The long answer
Thank you for your email asking how to apply for a Breaking New Ground (BNG) house and if you can apply online.
You can’t apply online. You will need to go to your nearest municipal offices to apply. The same criteria apply to BNG houses as to RDP houses, and I will copy and paste what you need to do from a Groundup article on housing:
“To qualify for an RDP house you must meet the National Housing Subsidy Scheme criteria. This means you must be:
A South African citizen
Over 21 and mentally competent to sign a contract
Married or living with a partner, or single and have dependants (single military veterans or aged people without dependents also qualify)
Earn less than R3,500 per month per household (so if two people in your family earn and these earnings amount to more than R3,500 per month you will not qualify)
A first time government subsidy recipient
A first time home owner
If you are disabled you are supposed to be given preference and your house is supposed to be adapted to meet your needs.
To apply for a government Subsidy house take the following documents to a provincial office of the DHS, or your municipal offices:
Applicant and spouse’s identity documents (green book or ID card)
Certified copies of birth certificates of children
Proof of income if working, e.g. salary slip
You will be asked to fill in a housing subsidy application form. Depending on your province or municipality, you will then be registered on the National Housing Needs Register or your Municipal Housing Demands Database. This is a “waiting list”. Once the project is finalized and the houses built, you will be given keys and a title deed to your home, but it can take many years.

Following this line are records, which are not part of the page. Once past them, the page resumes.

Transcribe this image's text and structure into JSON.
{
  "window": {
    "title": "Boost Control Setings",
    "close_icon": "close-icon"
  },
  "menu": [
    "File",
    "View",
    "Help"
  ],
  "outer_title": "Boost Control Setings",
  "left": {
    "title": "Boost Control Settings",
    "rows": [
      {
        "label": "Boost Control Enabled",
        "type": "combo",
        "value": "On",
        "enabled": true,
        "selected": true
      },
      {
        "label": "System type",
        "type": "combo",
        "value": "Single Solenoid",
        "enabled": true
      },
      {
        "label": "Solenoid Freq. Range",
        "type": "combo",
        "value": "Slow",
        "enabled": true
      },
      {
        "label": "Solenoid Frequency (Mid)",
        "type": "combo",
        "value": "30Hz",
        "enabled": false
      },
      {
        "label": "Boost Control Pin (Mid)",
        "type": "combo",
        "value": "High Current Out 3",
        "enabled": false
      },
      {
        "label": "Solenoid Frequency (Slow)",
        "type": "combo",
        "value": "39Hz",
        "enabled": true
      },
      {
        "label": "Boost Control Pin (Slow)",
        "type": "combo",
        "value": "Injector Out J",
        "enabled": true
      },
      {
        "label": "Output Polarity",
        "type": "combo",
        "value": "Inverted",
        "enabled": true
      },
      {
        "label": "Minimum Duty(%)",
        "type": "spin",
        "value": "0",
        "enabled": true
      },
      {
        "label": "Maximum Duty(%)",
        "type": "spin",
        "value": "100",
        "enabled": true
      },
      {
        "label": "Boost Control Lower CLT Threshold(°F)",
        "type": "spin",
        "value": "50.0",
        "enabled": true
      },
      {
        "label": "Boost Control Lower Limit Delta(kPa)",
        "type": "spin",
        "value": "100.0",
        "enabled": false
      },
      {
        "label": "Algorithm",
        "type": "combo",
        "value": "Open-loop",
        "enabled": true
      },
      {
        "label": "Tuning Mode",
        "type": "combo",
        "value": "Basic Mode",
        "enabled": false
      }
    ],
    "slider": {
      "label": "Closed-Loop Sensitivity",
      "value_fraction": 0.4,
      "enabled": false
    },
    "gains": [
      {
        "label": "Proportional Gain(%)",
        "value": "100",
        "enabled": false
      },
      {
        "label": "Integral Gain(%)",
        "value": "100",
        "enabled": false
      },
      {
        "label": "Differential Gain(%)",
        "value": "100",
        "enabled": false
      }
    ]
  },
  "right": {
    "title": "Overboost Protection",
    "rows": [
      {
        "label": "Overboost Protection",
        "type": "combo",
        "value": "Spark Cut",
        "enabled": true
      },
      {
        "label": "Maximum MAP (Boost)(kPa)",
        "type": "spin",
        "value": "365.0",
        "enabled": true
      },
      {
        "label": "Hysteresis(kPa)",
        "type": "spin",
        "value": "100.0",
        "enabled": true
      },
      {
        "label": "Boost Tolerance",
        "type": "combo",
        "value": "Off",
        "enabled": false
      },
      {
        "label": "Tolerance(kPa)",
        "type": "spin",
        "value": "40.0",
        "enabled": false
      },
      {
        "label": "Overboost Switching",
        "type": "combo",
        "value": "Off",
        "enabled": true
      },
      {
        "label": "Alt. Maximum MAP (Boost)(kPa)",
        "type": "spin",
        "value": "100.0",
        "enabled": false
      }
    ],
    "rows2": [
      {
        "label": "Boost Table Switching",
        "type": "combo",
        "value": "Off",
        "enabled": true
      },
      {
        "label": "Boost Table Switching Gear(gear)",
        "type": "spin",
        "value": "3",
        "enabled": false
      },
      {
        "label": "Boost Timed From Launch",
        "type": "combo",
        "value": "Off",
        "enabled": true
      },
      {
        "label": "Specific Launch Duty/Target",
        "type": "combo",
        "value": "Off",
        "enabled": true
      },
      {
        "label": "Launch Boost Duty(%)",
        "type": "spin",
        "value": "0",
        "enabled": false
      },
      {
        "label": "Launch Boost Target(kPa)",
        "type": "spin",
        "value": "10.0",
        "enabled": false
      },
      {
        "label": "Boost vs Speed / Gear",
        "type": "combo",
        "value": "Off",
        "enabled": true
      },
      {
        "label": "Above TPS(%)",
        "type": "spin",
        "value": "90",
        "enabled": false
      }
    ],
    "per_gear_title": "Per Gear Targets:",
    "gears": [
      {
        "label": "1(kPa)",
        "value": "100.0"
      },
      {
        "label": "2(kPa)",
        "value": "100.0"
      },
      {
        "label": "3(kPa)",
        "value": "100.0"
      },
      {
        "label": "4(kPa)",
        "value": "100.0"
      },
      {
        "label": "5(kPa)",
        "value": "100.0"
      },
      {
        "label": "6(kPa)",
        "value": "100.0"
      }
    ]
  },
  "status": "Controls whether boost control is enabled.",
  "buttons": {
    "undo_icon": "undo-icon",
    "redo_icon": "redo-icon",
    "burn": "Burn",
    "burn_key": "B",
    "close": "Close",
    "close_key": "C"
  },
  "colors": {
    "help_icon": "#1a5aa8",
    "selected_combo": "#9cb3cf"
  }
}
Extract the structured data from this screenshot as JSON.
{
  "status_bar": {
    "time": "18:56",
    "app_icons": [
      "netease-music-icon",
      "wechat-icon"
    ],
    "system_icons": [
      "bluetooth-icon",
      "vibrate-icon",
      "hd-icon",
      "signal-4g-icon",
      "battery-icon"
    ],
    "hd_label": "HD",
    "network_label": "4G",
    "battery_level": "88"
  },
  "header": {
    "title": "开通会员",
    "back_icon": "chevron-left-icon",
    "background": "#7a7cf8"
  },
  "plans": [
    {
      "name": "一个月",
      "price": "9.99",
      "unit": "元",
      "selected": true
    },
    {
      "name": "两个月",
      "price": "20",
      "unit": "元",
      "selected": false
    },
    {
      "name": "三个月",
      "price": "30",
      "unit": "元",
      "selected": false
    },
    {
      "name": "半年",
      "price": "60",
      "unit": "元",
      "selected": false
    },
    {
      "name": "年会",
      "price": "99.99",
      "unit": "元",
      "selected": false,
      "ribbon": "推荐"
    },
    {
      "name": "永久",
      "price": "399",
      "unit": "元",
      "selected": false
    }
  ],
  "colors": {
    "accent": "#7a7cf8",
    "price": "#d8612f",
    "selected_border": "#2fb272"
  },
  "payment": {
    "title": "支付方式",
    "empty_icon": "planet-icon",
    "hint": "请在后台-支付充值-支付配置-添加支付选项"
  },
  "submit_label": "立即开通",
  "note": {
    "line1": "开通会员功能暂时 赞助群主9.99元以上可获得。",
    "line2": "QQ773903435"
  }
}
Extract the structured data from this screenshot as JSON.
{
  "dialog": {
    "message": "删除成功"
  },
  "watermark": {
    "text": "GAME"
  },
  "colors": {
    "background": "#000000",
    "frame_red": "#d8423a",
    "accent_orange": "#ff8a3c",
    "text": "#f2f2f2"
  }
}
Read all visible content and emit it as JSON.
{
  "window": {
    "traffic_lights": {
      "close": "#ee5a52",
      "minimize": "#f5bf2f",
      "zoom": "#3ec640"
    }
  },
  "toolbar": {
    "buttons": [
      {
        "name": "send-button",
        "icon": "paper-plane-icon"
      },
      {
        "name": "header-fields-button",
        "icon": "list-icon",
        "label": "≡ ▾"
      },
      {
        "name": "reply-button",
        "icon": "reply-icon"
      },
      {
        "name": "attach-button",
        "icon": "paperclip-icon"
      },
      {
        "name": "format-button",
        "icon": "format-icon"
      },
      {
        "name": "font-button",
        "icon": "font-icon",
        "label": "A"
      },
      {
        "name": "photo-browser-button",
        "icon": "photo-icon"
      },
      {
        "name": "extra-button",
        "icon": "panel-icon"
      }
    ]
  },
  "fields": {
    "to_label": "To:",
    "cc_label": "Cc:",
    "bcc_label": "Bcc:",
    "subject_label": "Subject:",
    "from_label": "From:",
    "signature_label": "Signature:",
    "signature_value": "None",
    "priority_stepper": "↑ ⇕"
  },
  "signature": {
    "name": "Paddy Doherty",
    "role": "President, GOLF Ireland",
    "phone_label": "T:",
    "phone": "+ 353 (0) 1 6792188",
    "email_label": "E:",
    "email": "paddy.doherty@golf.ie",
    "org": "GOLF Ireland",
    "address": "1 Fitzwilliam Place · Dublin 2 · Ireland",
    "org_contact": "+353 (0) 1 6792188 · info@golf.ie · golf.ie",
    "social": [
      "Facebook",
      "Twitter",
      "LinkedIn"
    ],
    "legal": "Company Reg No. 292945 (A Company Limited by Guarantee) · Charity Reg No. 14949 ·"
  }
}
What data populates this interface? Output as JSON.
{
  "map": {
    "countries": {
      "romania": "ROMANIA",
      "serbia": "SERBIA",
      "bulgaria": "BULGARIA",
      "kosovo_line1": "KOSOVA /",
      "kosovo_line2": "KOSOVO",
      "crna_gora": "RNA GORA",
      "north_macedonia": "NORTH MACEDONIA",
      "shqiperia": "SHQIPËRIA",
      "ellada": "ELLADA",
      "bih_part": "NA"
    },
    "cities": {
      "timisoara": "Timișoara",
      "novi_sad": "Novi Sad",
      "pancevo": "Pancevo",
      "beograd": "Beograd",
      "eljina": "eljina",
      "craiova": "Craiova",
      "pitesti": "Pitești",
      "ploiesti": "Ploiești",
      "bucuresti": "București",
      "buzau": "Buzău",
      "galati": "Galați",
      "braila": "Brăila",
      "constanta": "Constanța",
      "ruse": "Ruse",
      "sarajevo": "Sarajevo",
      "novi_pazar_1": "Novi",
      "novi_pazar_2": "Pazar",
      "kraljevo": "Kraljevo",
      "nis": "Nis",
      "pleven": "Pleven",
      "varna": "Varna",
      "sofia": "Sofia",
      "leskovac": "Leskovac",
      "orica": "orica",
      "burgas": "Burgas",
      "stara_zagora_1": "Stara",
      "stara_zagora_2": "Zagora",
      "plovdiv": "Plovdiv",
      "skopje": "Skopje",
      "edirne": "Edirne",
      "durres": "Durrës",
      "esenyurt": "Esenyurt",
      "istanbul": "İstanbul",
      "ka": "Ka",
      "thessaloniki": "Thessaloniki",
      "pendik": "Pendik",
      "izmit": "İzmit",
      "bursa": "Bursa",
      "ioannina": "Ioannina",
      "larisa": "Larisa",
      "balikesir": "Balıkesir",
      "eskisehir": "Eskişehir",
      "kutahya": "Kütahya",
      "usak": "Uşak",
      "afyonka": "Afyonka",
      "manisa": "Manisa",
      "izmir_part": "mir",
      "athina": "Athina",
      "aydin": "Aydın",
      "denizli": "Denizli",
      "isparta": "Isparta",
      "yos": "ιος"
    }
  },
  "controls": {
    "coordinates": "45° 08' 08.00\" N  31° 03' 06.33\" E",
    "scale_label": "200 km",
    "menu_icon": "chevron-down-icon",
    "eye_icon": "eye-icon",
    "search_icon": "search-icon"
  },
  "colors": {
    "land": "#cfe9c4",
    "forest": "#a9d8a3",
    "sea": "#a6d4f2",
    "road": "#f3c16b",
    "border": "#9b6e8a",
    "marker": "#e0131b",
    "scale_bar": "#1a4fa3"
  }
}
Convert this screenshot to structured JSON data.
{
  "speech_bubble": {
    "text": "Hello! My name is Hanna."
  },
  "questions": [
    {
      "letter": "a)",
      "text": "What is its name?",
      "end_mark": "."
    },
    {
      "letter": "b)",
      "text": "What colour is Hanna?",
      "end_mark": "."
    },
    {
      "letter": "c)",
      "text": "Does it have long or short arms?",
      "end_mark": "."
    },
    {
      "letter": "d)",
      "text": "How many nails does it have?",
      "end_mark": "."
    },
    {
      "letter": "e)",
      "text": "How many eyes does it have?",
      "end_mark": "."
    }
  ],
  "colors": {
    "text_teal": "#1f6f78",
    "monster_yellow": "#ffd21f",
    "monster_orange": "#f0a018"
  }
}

It is illegal to sell an RDP house before you’ve lived in it for eight years. It is illegal to rent out an RDP house.
To check how far you are on the waiting list for a house call 0800 146 873 or go to your municipality’s website.
Note: There is a common misconception that individual ward councillors are involved with the allocation process. They are not! Ward councillors can tell you where to go and who to speak to so that you can register on the housing database, but a ward councillor is not involved in the allocation of houses and you shouldn’t pay a ward councillor to take up your case.”
Wishing you all the best.
Answered on Nov. 18, 2019, 4:28 p.m.
Please note. We are not lawyers or financial advisors. We do our best to make the answers accurate, but we cannot accept any legal liability if there are errors.